Positive, Pleasant and Perky

According to Hodul, every patient that is diagnosed with pancreatic cancer goes through the five stages of grief, and each goes through it at their own speed. She is the embodiment of her “three p’s” that she uses to help her patients get through the hard days: positive, pleasant and perky.

It was the positive nature of Hodul and her team that helped Wetcher get through the early stages of grief and move forward to acceptance.

“Thank God for them,” Wetcher said. “Every phone call I ever had to make, little pains here, what was going on there, they were always within arm’s reach. They helped me take it one day at a time. After I got through that angry stage, I decided I was going to do everything I could to fight this.”

Wetcher found herself in the 20% of patients that were eligible for surgery. It was no sure thing, but at that point in her treatment a Whipple procedure was the only option left.

What is a Whipple procedure?

A Whipple procedure is the removal of the head of the pancreas, segment of proximal small bowel, gallbladder, distal bile duct and sometimes the distal 1/3 of the stomach.

The stomach, remaining pancreas and proximal bile duct are then sewn to a new piece of intestine. The upper gastrointestinal tract gets re-routed. Sometimes after surgery this is difficult to adapt to for the first few weeks.

Whipple procedures can be performed robotically or open surgery depending on the involvement of vessels.

“There’s a lot leading up to the surgery.
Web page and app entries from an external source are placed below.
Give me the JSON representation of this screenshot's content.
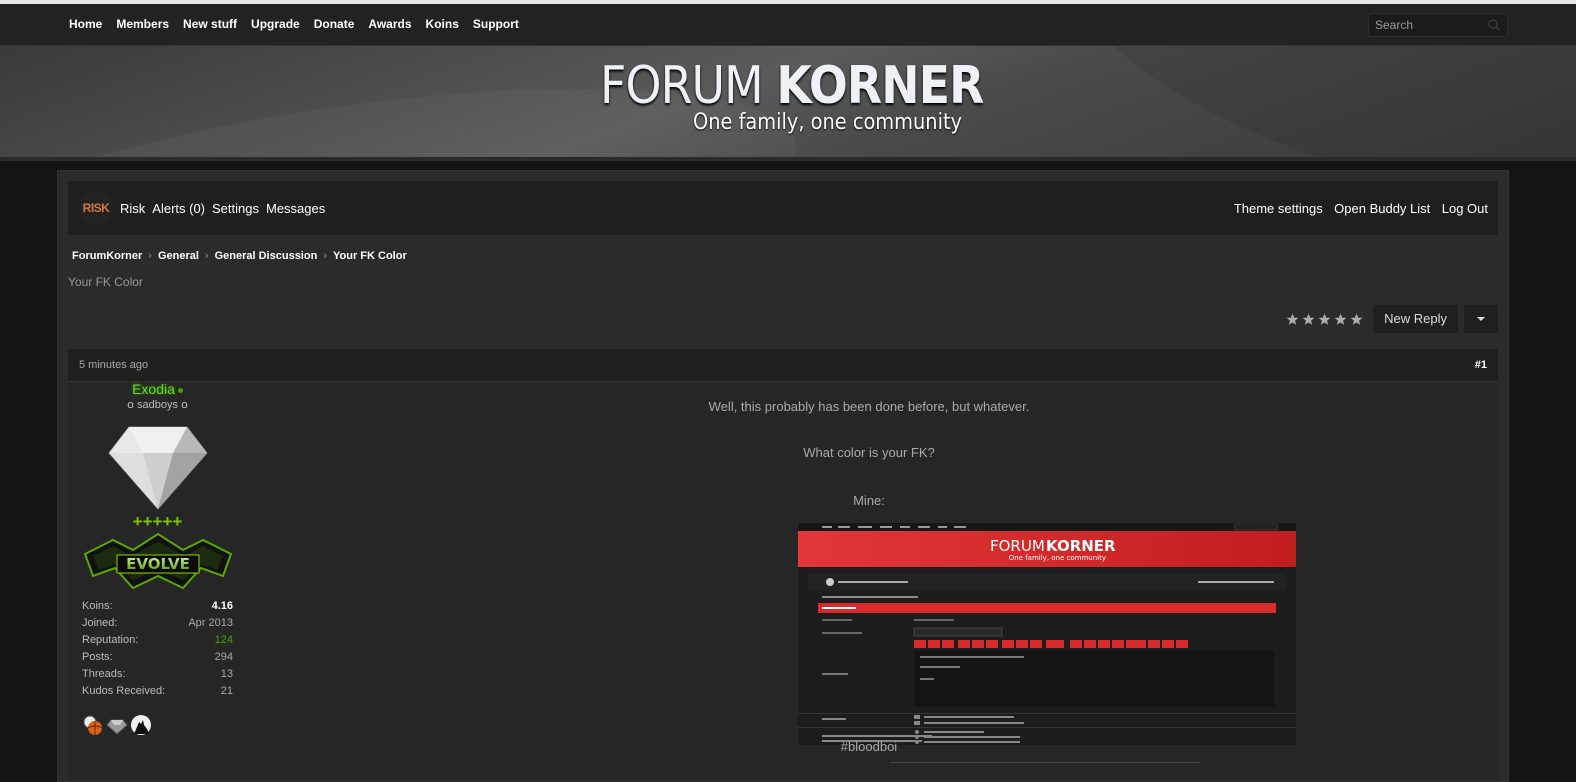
{
  "nav": {
    "items": [
      "Home",
      "Members",
      "New stuff",
      "Upgrade",
      "Donate",
      "Awards",
      "Koins",
      "Support"
    ],
    "search_placeholder": "Search"
  },
  "banner": {
    "logo_light": "FORUM ",
    "logo_bold": "KORNER",
    "tagline": "One family, one community"
  },
  "userbar": {
    "avatar_text": "RISK",
    "username": "Risk",
    "alerts": "Alerts (0)",
    "settings": "Settings",
    "messages": "Messages",
    "theme_settings": "Theme settings",
    "buddy_list": "Open Buddy List",
    "logout": "Log Out"
  },
  "breadcrumb": [
    "ForumKorner",
    "General",
    "General Discussion",
    "Your FK Color"
  ],
  "thread": {
    "title": "Your FK Color",
    "new_reply": "New Reply",
    "rating_stars": 5
  },
  "post": {
    "time": "5 minutes ago",
    "number": "#1",
    "author": {
      "name": "Exodia",
      "title": "໐ sadboys ໐",
      "pluses": "+++++",
      "rank_banner": "EVOLVE",
      "stats": [
        {
          "label": "Koins:",
          "value": "4.16",
          "style": "bold"
        },
        {
          "label": "Joined:",
          "value": "Apr 2013",
          "style": ""
        },
        {
          "label": "Reputation:",
          "value": "124",
          "style": "green"
        },
        {
          "label": "Posts:",
          "value": "294",
          "style": ""
        },
        {
          "label": "Threads:",
          "value": "13",
          "style": ""
        },
        {
          "label": "Kudos Received:",
          "value": "21",
          "style": ""
        }
      ]
    },
    "body": {
      "line1": "Well, this probably has been done before, but whatever.",
      "line2": "What color is your FK?",
      "line3": "Mine:",
      "hashtag": "#bloodboi"
    },
    "screenshot": {
      "logo_light": "FORUM ",
      "logo_bold": "KORNER",
      "tagline": "One family, one community",
      "accent": "#d82a2a"
    }
  },
  "colors": {
    "accent_green": "#66dd22",
    "reputation_green": "#3fa600",
    "red_theme": "#d82a2a"
  }
}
Testing, biopsy, chemo and radiation,” Hodul said. “Then after surgery many patients still need additional chemotherapy.”

Typically patients spend about a week in the hospital recovering from a Whipple procedure. Wetcher’s recovery was slow. She ended up staying at Moffitt for nearly two weeks. It was Dec. 25, 2018, that Hodul told her the news.

“She came to me on Christmas morning and said, ‘We got it. We got the cancer,’ ” Wetcher said. “It was my Christmas present.”

Life after Pancreatic Cancer

“It can get low,” Hodul said. “But then there’s a high point when you find out you’re going to be OK, you’re going to be a survivor.”

After finishing another round of chemotherapy and rehabilitation, Wetcher has been cancer free for 18 months.

How did she celebrate? By getting married to husband Darryl at the age of 78.

“Keep the faith,” Wetcher said. “There is life after cancer. Be grateful for everything you have.”